[AIM OF THE EXERCISE] Filter the entries below, keeping only lines with "unit".

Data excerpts
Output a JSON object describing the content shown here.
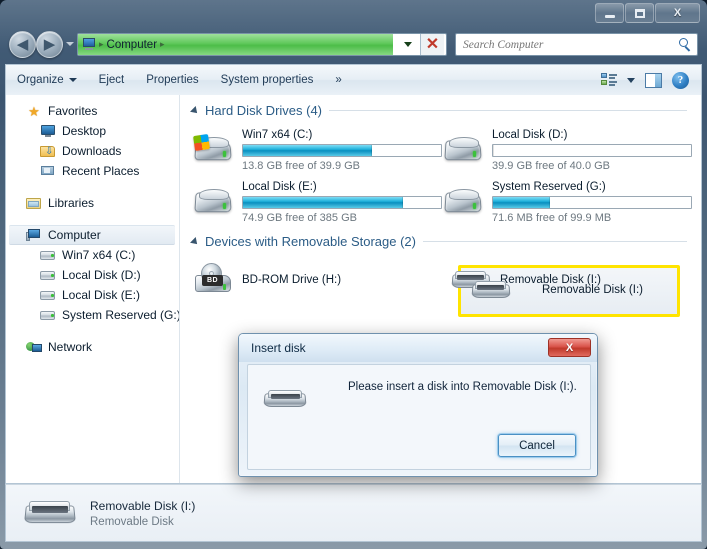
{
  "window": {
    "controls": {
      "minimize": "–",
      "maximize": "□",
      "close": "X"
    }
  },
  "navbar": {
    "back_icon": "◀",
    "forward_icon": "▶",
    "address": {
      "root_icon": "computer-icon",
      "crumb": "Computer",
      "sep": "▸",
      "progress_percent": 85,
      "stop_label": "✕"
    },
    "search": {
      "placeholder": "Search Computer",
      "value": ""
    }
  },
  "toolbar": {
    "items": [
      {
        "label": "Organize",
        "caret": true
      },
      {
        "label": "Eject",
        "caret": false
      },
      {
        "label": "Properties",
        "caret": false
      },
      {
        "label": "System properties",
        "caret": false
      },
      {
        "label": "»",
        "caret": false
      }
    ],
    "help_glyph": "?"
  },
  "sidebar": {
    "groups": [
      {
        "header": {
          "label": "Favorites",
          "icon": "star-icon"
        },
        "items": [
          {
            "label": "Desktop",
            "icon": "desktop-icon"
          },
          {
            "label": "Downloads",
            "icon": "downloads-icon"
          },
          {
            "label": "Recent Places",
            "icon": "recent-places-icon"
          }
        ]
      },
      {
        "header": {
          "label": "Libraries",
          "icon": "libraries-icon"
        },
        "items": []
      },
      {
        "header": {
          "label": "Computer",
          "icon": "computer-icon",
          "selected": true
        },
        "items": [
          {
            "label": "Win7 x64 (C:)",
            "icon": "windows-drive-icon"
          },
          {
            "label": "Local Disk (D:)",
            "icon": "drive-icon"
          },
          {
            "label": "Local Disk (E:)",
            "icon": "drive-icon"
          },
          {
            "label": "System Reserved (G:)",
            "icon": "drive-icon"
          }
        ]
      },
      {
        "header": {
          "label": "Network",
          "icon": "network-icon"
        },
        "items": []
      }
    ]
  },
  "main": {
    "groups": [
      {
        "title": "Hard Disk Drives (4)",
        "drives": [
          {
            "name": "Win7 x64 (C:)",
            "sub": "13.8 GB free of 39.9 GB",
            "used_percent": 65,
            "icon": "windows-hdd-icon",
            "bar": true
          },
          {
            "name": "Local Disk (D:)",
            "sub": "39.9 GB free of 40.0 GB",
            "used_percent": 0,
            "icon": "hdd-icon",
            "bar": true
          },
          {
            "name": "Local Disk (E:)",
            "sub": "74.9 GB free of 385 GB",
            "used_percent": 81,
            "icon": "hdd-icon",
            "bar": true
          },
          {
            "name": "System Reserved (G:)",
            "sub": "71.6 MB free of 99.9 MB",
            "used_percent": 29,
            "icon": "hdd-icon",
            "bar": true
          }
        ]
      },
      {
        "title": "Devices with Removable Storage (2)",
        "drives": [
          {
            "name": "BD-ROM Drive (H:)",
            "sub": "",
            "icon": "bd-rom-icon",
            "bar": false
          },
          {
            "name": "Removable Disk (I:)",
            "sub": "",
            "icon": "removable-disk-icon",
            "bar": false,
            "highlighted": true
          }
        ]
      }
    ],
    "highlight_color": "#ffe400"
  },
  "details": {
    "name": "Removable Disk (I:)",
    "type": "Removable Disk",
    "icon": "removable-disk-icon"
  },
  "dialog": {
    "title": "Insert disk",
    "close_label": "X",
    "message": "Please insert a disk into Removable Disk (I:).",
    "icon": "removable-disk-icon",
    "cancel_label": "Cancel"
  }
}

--

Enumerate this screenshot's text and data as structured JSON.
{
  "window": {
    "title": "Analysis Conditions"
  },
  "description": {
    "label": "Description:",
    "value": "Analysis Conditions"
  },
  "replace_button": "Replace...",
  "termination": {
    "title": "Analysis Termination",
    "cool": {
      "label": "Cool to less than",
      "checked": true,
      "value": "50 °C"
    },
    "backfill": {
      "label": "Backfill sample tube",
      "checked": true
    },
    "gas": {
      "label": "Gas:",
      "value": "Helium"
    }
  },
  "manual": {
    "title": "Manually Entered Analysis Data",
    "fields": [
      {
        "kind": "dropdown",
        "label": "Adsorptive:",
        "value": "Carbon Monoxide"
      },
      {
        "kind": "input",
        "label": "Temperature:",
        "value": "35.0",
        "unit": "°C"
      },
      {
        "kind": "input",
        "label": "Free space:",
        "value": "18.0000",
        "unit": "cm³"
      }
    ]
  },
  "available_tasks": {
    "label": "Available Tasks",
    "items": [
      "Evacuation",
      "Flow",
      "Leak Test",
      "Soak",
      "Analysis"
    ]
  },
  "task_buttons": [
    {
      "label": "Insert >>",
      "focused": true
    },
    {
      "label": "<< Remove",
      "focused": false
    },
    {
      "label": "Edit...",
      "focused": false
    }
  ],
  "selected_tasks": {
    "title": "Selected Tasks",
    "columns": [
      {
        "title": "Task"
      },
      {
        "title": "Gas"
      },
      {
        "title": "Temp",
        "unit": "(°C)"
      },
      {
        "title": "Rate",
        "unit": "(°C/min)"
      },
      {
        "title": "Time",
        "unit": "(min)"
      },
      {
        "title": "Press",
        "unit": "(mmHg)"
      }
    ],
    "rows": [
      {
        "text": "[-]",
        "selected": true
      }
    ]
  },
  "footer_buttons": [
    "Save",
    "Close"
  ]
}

[SOLUTION BELOW]
        "unit": "°C"
        "unit": "cm³"
        "unit": "(°C)"
        "unit": "(°C/min)"
        "unit": "(min)"
        "unit": "(mmHg)"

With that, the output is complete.